  1. Morally weak (i.e., are sinning)
  2. Followers of Satan (explicitly or unawares)
  3. Prone to taking offense
  4. Too lazy to maintain their spirituality
  5. Ignorant and/or misinformed about the teachings of the Church.

Given this characterization of those who leave, it is not surprising that many feel a need to “defend their actions”, “disprove” the Church, or end up becoming hostile enemies: a person who determines that the Church is not true—regardless of how pure or noble their motives, the strength of their character, the level of their spirituality, or how comprehensively they understand the Gospel—cannot leave with their reputation and character intact. If they leave without explanation, then it is assumed that they are deficient in character or understanding—if they attempt to exonerate themselves, then they have a “need to defend their actions” or “disprove the Church” and are considered “bitter”.

While a member might be inclined to believe that the “bitter fruits of apostasy” are the natural consequence of turning from the one true faith, virtually all totalistic groups characterize those who leave in a similar negative light (see additional examples from Jehovah’s Witnesses and Scientology.

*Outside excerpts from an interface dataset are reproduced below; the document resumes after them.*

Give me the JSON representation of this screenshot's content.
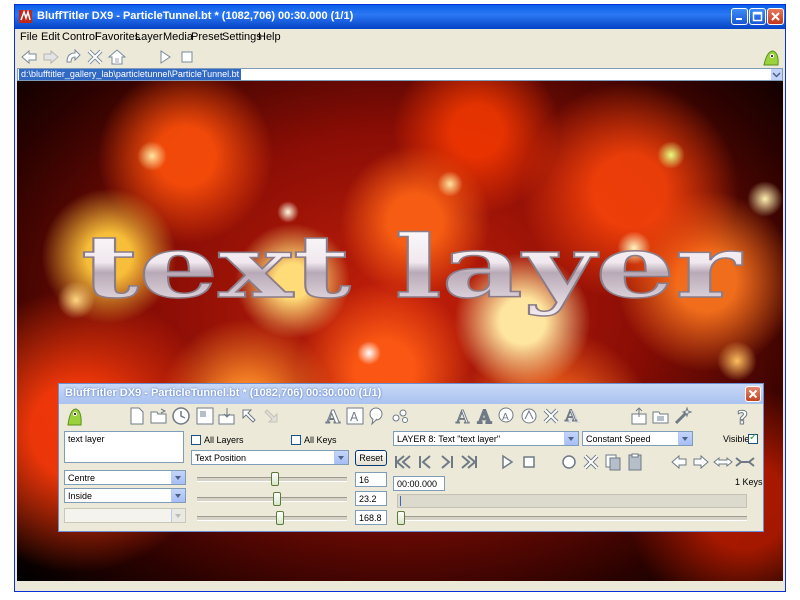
{
  "window": {
    "title": "BluffTitler DX9 - ParticleTunnel.bt * (1082,706) 00:30.000 (1/1)"
  },
  "menu": [
    "File",
    "Edit",
    "Control",
    "Favorites",
    "Layer",
    "Media",
    "Preset",
    "Settings",
    "Help"
  ],
  "toolbar": {
    "icons": [
      "back-icon",
      "forward-icon",
      "redo-icon",
      "stop-icon",
      "home-icon",
      "play-icon",
      "stop-square-icon",
      "bluffy-icon"
    ]
  },
  "path": "d:\\blufftitler_gallery_lab\\particletunnel\\ParticleTunnel.bt",
  "viewport": {
    "text": "text layer"
  },
  "dialog": {
    "title": "BluffTitler DX9 - ParticleTunnel.bt * (1082,706) 00:30.000 (1/1)",
    "text_content": "text layer",
    "all_layers_label": "All Layers",
    "all_keys_label": "All Keys",
    "property_select": "Text Position",
    "reset_label": "Reset",
    "align_select": "Centre",
    "position_select": "Inside",
    "disabled_select": "",
    "layer_select": "LAYER 8: Text \"text layer\"",
    "speed_select": "Constant Speed",
    "visible_label": "Visible",
    "visible_checked": true,
    "values": [
      "16",
      "23.2",
      "168.8"
    ],
    "slider_fractions": [
      0.52,
      0.53,
      0.55
    ],
    "time": "00:00.000",
    "keys": "1 Keys"
  }
}
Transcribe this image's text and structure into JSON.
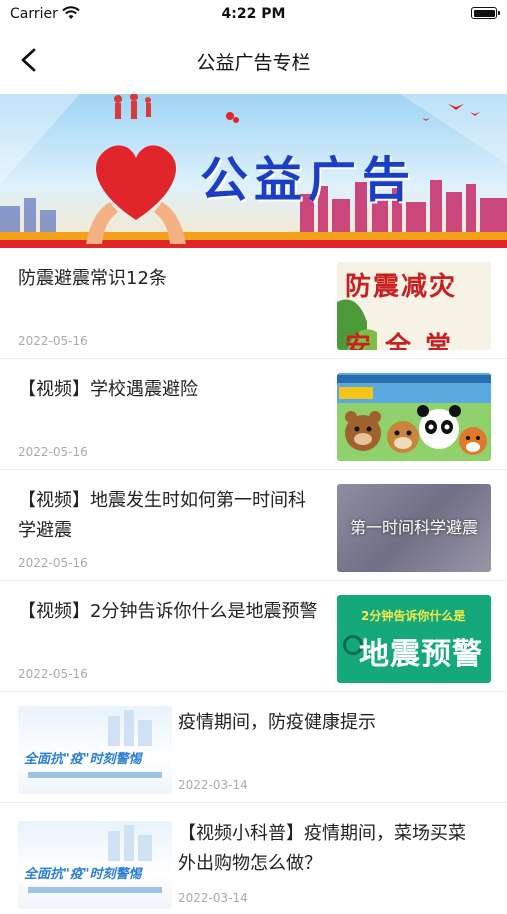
{
  "status": {
    "carrier": "Carrier",
    "time": "4:22 PM"
  },
  "nav": {
    "title": "公益广告专栏"
  },
  "banner": {
    "text": "公益广告"
  },
  "items": [
    {
      "title": "防震避震常识12条",
      "date": "2022-05-16",
      "thumb_text": "防震减灾",
      "thumb_sub": "安全常在"
    },
    {
      "title": "【视频】学校遇震避险",
      "date": "2022-05-16",
      "thumb_text": ""
    },
    {
      "title": "【视频】地震发生时如何第一时间科学避震",
      "date": "2022-05-16",
      "thumb_text": "第一时间科学避震"
    },
    {
      "title": "【视频】2分钟告诉你什么是地震预警",
      "date": "2022-05-16",
      "thumb_top": "2分钟告诉你什么是",
      "thumb_text": "地震预警"
    },
    {
      "title": "疫情期间，防疫健康提示",
      "date": "2022-03-14",
      "thumb_text": "全面抗\"疫\"时刻警惕"
    },
    {
      "title": "【视频小科普】疫情期间，菜场买菜 外出购物怎么做？",
      "date": "2022-03-14",
      "thumb_text": "全面抗\"疫\"时刻警惕"
    }
  ],
  "colors": {
    "accent_red": "#e0262a",
    "banner_blue": "#1b3fc4"
  }
}
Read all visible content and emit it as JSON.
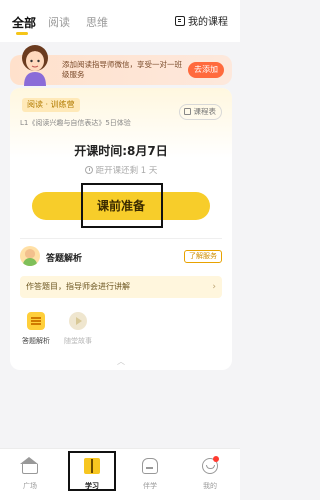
{
  "top_tabs": [
    {
      "label": "全部",
      "active": true
    },
    {
      "label": "阅读",
      "active": false
    },
    {
      "label": "思维",
      "active": false
    }
  ],
  "my_courses_label": "我的课程",
  "banner": {
    "text": "添加阅读指导师微信，享受一对一班级服务",
    "button": "去添加"
  },
  "course": {
    "tag": "阅读 · 训练营",
    "schedule_label": "课程表",
    "subtitle": "L1《阅读兴趣与自信表达》5日体验",
    "start_time": "开课时间:8月7日",
    "countdown": "距开课还剩 1 天",
    "prep_button": "课前准备"
  },
  "teacher": {
    "name": "答题解析",
    "service_tag": "了解服务"
  },
  "notice": {
    "text": "作答题目，指导师会进行讲解",
    "arrow": "›"
  },
  "features": [
    {
      "label": "答题解析",
      "icon": "answer-doc-icon",
      "enabled": true
    },
    {
      "label": "随堂故事",
      "icon": "story-play-icon",
      "enabled": false
    }
  ],
  "collapse_glyph": "︿",
  "bottom_nav": [
    {
      "label": "广场",
      "icon": "home-icon",
      "active": false
    },
    {
      "label": "学习",
      "icon": "book-icon",
      "active": true
    },
    {
      "label": "伴学",
      "icon": "companion-icon",
      "active": false
    },
    {
      "label": "我的",
      "icon": "profile-icon",
      "active": false
    }
  ],
  "colors": {
    "accent": "#f7cd2a",
    "add_button": "#ff6a3d",
    "badge": "#ff3b30"
  }
}
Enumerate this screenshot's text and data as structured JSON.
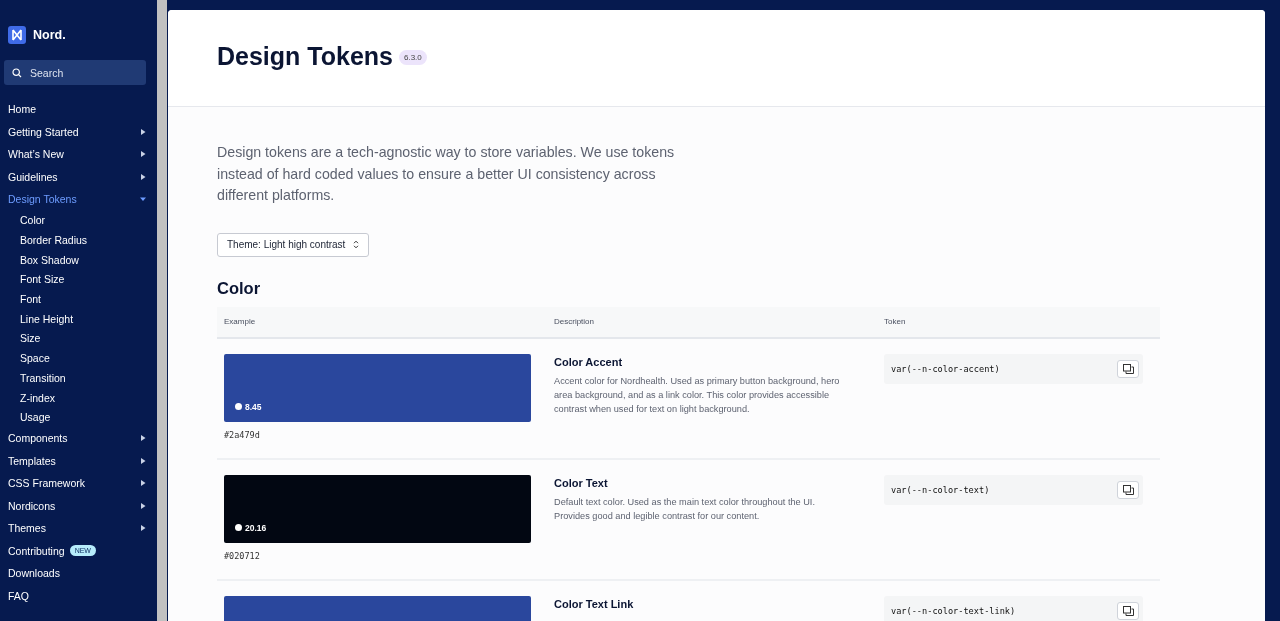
{
  "sidebar": {
    "logo": "Nord.",
    "search": {
      "placeholder": "Search"
    },
    "items": [
      {
        "kind": "link",
        "label": "Home",
        "selected": false
      },
      {
        "kind": "group",
        "label": "Getting Started",
        "selected": false,
        "expanded": false
      },
      {
        "kind": "group",
        "label": "What’s New",
        "selected": false,
        "expanded": false
      },
      {
        "kind": "group",
        "label": "Guidelines",
        "selected": false,
        "expanded": false
      },
      {
        "kind": "group",
        "label": "Design Tokens",
        "selected": true,
        "expanded": true,
        "children": [
          {
            "label": "Color"
          },
          {
            "label": "Border Radius"
          },
          {
            "label": "Box Shadow"
          },
          {
            "label": "Font Size"
          },
          {
            "label": "Font"
          },
          {
            "label": "Line Height"
          },
          {
            "label": "Size"
          },
          {
            "label": "Space"
          },
          {
            "label": "Transition"
          },
          {
            "label": "Z-index"
          },
          {
            "label": "Usage"
          }
        ]
      },
      {
        "kind": "group",
        "label": "Components",
        "selected": false,
        "expanded": false
      },
      {
        "kind": "group",
        "label": "Templates",
        "selected": false,
        "expanded": false
      },
      {
        "kind": "group",
        "label": "CSS Framework",
        "selected": false,
        "expanded": false
      },
      {
        "kind": "group",
        "label": "Nordicons",
        "selected": false,
        "expanded": false
      },
      {
        "kind": "group",
        "label": "Themes",
        "selected": false,
        "expanded": false
      },
      {
        "kind": "link",
        "label": "Contributing",
        "selected": false,
        "badge": "NEW"
      },
      {
        "kind": "link",
        "label": "Downloads",
        "selected": false
      },
      {
        "kind": "link",
        "label": "FAQ",
        "selected": false
      }
    ]
  },
  "page": {
    "title": "Design Tokens",
    "version": "6.3.0",
    "intro": "Design tokens are a tech-agnostic way to store variables. We use tokens instead of hard coded values to ensure a better UI consistency across different platforms.",
    "theme_select": {
      "value": "Theme: Light high contrast"
    },
    "section_title": "Color",
    "table": {
      "columns": [
        "Example",
        "Description",
        "Token"
      ],
      "rows": [
        {
          "color": "#2a479d",
          "contrast": "8.45",
          "hex": "#2a479d",
          "name": "Color Accent",
          "description": "Accent color for Nordhealth. Used as primary button background, hero area background, and as a link color. This color provides accessible contrast when used for text on light background.",
          "token": "var(--n-color-accent)"
        },
        {
          "color": "#020712",
          "contrast": "20.16",
          "hex": "#020712",
          "name": "Color Text",
          "description": "Default text color. Used as the main text color throughout the UI. Provides good and legible contrast for our content.",
          "token": "var(--n-color-text)"
        },
        {
          "color": "#2a479d",
          "name": "Color Text Link",
          "token": "var(--n-color-text-link)"
        }
      ]
    }
  }
}
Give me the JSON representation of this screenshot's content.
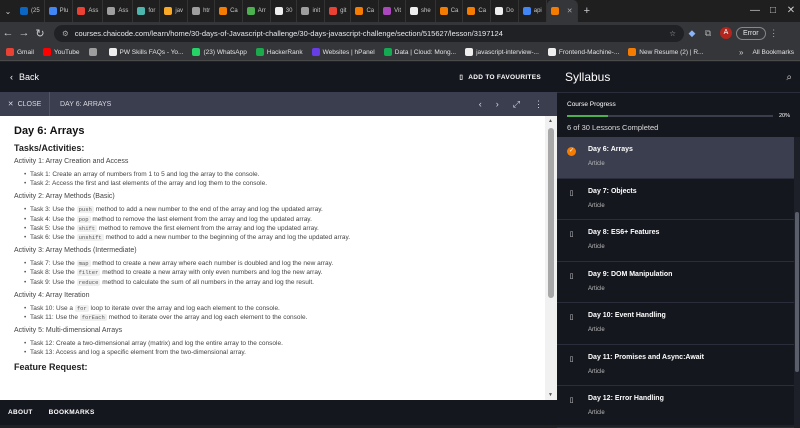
{
  "browser": {
    "tabs": [
      {
        "label": "(25",
        "color": "#0a66c2"
      },
      {
        "label": "Plu",
        "color": "#4285f4"
      },
      {
        "label": "Ass",
        "color": "#e94235"
      },
      {
        "label": "Ass",
        "color": "#9e9e9e"
      },
      {
        "label": "for",
        "color": "#4db6ac"
      },
      {
        "label": "jav",
        "color": "#f9a825"
      },
      {
        "label": "htr",
        "color": "#9e9e9e"
      },
      {
        "label": "Ca",
        "color": "#f57c00"
      },
      {
        "label": "Arr",
        "color": "#4caf50"
      },
      {
        "label": "30",
        "color": "#eeeeee"
      },
      {
        "label": "init",
        "color": "#9e9e9e"
      },
      {
        "label": "git",
        "color": "#e94235"
      },
      {
        "label": "Ca",
        "color": "#f57c00"
      },
      {
        "label": "Vit",
        "color": "#ab47bc"
      },
      {
        "label": "she",
        "color": "#eeeeee"
      },
      {
        "label": "Ca",
        "color": "#f57c00"
      },
      {
        "label": "Ca",
        "color": "#f57c00"
      },
      {
        "label": "Do",
        "color": "#eeeeee"
      },
      {
        "label": "api",
        "color": "#4285f4"
      },
      {
        "label": "",
        "color": "#f57c00",
        "active": true
      }
    ],
    "new_tab": "+",
    "window_controls": [
      "—",
      "□",
      "✕"
    ],
    "url": "courses.chaicode.com/learn/home/30-days-of-Javascript-challenge/30-days-javascript-challenge/section/515627/lesson/3197124",
    "error_button": "Error",
    "avatar_letter": "A",
    "bookmarks": [
      {
        "label": "Gmail",
        "color": "#e94235"
      },
      {
        "label": "YouTube",
        "color": "#ff0000"
      },
      {
        "label": "",
        "color": "#9e9e9e"
      },
      {
        "label": "PW Skills FAQs - Yo...",
        "color": "#eeeeee"
      },
      {
        "label": "(23) WhatsApp",
        "color": "#25d366"
      },
      {
        "label": "HackerRank",
        "color": "#1ba94c"
      },
      {
        "label": "Websites | hPanel",
        "color": "#673de6"
      },
      {
        "label": "Data | Cloud: Mong...",
        "color": "#13aa52"
      },
      {
        "label": "javascript-interview-...",
        "color": "#eeeeee"
      },
      {
        "label": "Frontend-Machine-...",
        "color": "#eeeeee"
      },
      {
        "label": "New Resume (2) | R...",
        "color": "#f57c00"
      }
    ],
    "bookmarks_more": "»",
    "all_bookmarks": "All Bookmarks"
  },
  "topbar": {
    "back_label": "Back",
    "favourite_label": "ADD TO FAVOURITES"
  },
  "lessonbar": {
    "close_label": "CLOSE",
    "title": "DAY 6: ARRAYS"
  },
  "content": {
    "title": "Day 6: Arrays",
    "tasks_heading": "Tasks/Activities:",
    "activities": [
      {
        "heading": "Activity 1: Array Creation and Access",
        "tasks": [
          {
            "pre": "Task 1: Create an array of numbers from 1 to 5 and log the array to the console.",
            "code": "",
            "post": ""
          },
          {
            "pre": "Task 2: Access the first and last elements of the array and log them to the console.",
            "code": "",
            "post": ""
          }
        ]
      },
      {
        "heading": "Activity 2: Array Methods (Basic)",
        "tasks": [
          {
            "pre": "Task 3: Use the ",
            "code": "push",
            "post": " method to add a new number to the end of the array and log the updated array."
          },
          {
            "pre": "Task 4: Use the ",
            "code": "pop",
            "post": " method to remove the last element from the array and log the updated array."
          },
          {
            "pre": "Task 5: Use the ",
            "code": "shift",
            "post": " method to remove the first element from the array and log the updated array."
          },
          {
            "pre": "Task 6: Use the ",
            "code": "unshift",
            "post": " method to add a new number to the beginning of the array and log the updated array."
          }
        ]
      },
      {
        "heading": "Activity 3: Array Methods (Intermediate)",
        "tasks": [
          {
            "pre": "Task 7: Use the ",
            "code": "map",
            "post": " method to create a new array where each number is doubled and log the new array."
          },
          {
            "pre": "Task 8: Use the ",
            "code": "filter",
            "post": " method to create a new array with only even numbers and log the new array."
          },
          {
            "pre": "Task 9: Use the ",
            "code": "reduce",
            "post": " method to calculate the sum of all numbers in the array and log the result."
          }
        ]
      },
      {
        "heading": "Activity 4: Array Iteration",
        "tasks": [
          {
            "pre": "Task 10: Use a ",
            "code": "for",
            "post": " loop to iterate over the array and log each element to the console."
          },
          {
            "pre": "Task 11: Use the ",
            "code": "forEach",
            "post": " method to iterate over the array and log each element to the console."
          }
        ]
      },
      {
        "heading": "Activity 5: Multi-dimensional Arrays",
        "tasks": [
          {
            "pre": "Task 12: Create a two-dimensional array (matrix) and log the entire array to the console.",
            "code": "",
            "post": ""
          },
          {
            "pre": "Task 13: Access and log a specific element from the two-dimensional array.",
            "code": "",
            "post": ""
          }
        ]
      }
    ],
    "feature_heading": "Feature Request:"
  },
  "footer": {
    "about": "ABOUT",
    "bookmarks": "BOOKMARKS"
  },
  "sidebar": {
    "title": "Syllabus",
    "progress_label": "Course Progress",
    "progress_value": 0.2,
    "progress_pct": "20%",
    "progress_count": "6 of 30 Lessons Completed",
    "lessons": [
      {
        "name": "Day 6: Arrays",
        "kind": "Article",
        "active": true,
        "done": true
      },
      {
        "name": "Day 7: Objects",
        "kind": "Article"
      },
      {
        "name": "Day 8: ES6+ Features",
        "kind": "Article"
      },
      {
        "name": "Day 9: DOM Manipulation",
        "kind": "Article"
      },
      {
        "name": "Day 10: Event Handling",
        "kind": "Article"
      },
      {
        "name": "Day 11: Promises and Async:Await",
        "kind": "Article"
      },
      {
        "name": "Day 12: Error Handling",
        "kind": "Article"
      }
    ]
  },
  "colors": {
    "accent": "#f57c00",
    "progress": "#4caf50",
    "active_lesson_bg": "#3b3e4f"
  }
}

In addition, see “The three-fold nature of the LDS Church: corporate, totalistic, and individual-growth” for a longer discussion of the totalistic mindset and how it is manifest in the LDS Church. Also The Shunning Key: Whom Mormons shun and why)